The Syrian Chemical Attack: Washington Must Not Make a Bad Situation Worse

The Syrian Chemical Attack: Washington Must Not Make a Bad Situation Worse

Firing cruise missiles at Assad would not end the civil war.

Editor's Note: TNI published this piece just as U.S. forces began attacks on the Assad regime.

In response to the heinous chemical attack against civilians in Syria’s Idlib province on Monday, Nikki Haley, Washington’s ambassador to the UN, addressed an emergency Security Council (UNSC) session on Wednesday. In unusually strong language, the ambassador declared that when the UN consistently fails in its duty, “there are times in the life of states that we are compelled to take our own action.” Before taking military action against a sovereign state with whom the United States is not at war, however, Congress must step forward and fulfill its obligations.

There is currently no existing legal justification for attacking Syria, no matter how gruesome its behavior. Before the president orders any military strikes, Congress is obligated to debate the matter.

If it deems there is sufficient justification, then Congress can pass a new authorization for the use of military force. Without a new AUMF, the United States cannot attack. Doing so would violate the constitution. Without a UNSC resolution, an attack on a sovereign state would be a violation of international law.

Prior to the UNSC emergency meeting, Russian Foreign Ministry Spokeswoman Maria Zakharova categorically rejected a draft resolution threatening military action against Syria. When the resolution comes up for a vote, both Russia and China may veto the measure, like they did in February. President Trump, however, appears determined to respond regardless.

Were U.S. national security at stake, that would not matter nearly as much. But in Syria, America was not attacked—innocent Syrians were targeted.

At a Rose Garden press conference with Jordan’s King Abdullah II, President Trump reminded one reporter that he doesn’t like to say publicly when he would or wouldn’t launch a military attack. But he did say that the attack “crossed a lot of lines for me. When you kill innocent children, innocent babies—babies, little babies—with a chemical gas that is so lethal . . . that crosses many, many lines, beyond a red line.”

If there is to be any military action, it must be legal, and it must be supported by the American people. Perhaps more so than at any time since 9/11, Congress must fulfill its constitutional obligations and do its job.

The chemical attack was a barbaric act and should repulse any civilized person. But for the United States to respond before an investigation has conclusively proven who did it, we risk punishing the wrong parties.

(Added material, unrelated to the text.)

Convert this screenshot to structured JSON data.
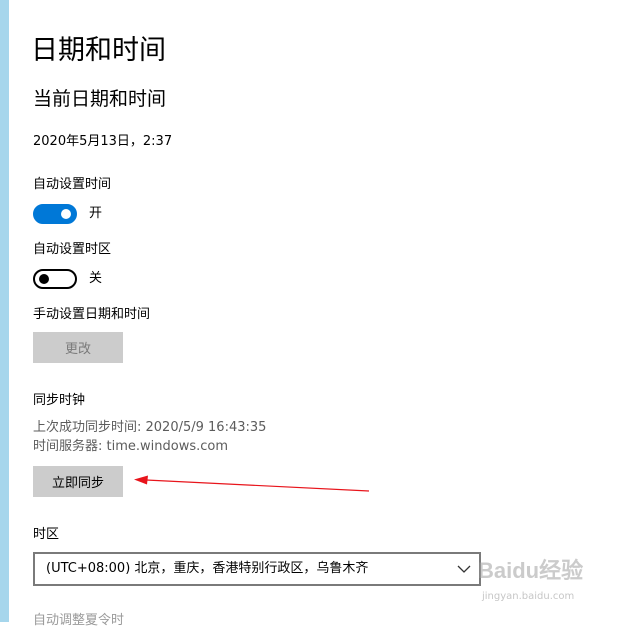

On a more practical matter, Russia and Iran are allies of Syria and have military personnel on the ground there. If U.S. action were to kill or wound their personnel, it would risk turning a tragic civil war into a major regional battle that doesn’t enhance American security.

As important, even aside from the legal matters, launching strikes to punish Assad would not solve the conflicts driving this war. It would almost certainly increase the suffering of the people. Recall the violent aftermath in Libya when Muammar el-Qaddafi was killed? That civil war rages to this day.

Regardless of who is ultimately identified as the guilty party, the difficult fact remains that Syria’s civil war does not pit clearly defined “good guys” versus “bad guys.” There is substantial evidence indicating many of the so-called ”moderate” rebel groups that market themselves as “freedom fighters” have been just as violent and often anti-American as the Al Qaeda groups or the Assad regime itself. Getting rid of Assad will not create conditions for political reconciliation among groups that have fought each other for centuries—it will succeed only in creating a new vacuum for extremists to fill.

A policy of regime change—no matter how barbaric the leader—has proven time after time to be a disaster. Consider the results of the regime changes in Afghanistan, Iraq, Libya, and Egypt. In each case, the situation got significantly worse after the government was taken down.

Regime change in Syria would yield the same result, making this horrific situation even worse. The country has already been devastated by the civil war. If Assad were forcibly removed, the violence would increase considerably as scores of competing factions that currently work together would turn on each other in a drive for power.

The most powerful of the opposition groups in Syria today are violent, radical Islamic organizations like Al Qaeda and Jabhat Fateh al-Sham.

Short of a major occupation and yet another doomed-to-fail nation-building effort in the Middle East, military action to remove Assad would succeed only in clearing the way for one of these brutal groups to ascend to power. Such an outcome must be avoided at all costs as it would only harm American national security.

Washington must recognize that, first and foremost, this civil war is a political matter and cannot be externally resolved by the use of U.S. military power.

Firing more cruise missiles at Assad would not end the civil war. It would not end the suffering of innocent civilians. And it would not bring peace to Syria.

Daniel L. Davis is a senior fellow for Defense Priorities and a former lieutenant colonel in the U.S. Army who retired in 2015 after twenty-one years, including four combat deployments.

Editor's Note: TNI published this piece just as U.S. forces began attacks on the Assad regime.

Image: USS Vicksburg, USS Roosevelt, USS Carney and USS The Sullivans launch a coordinated volley of missiles. Wikimedia Commons/U.S. Navy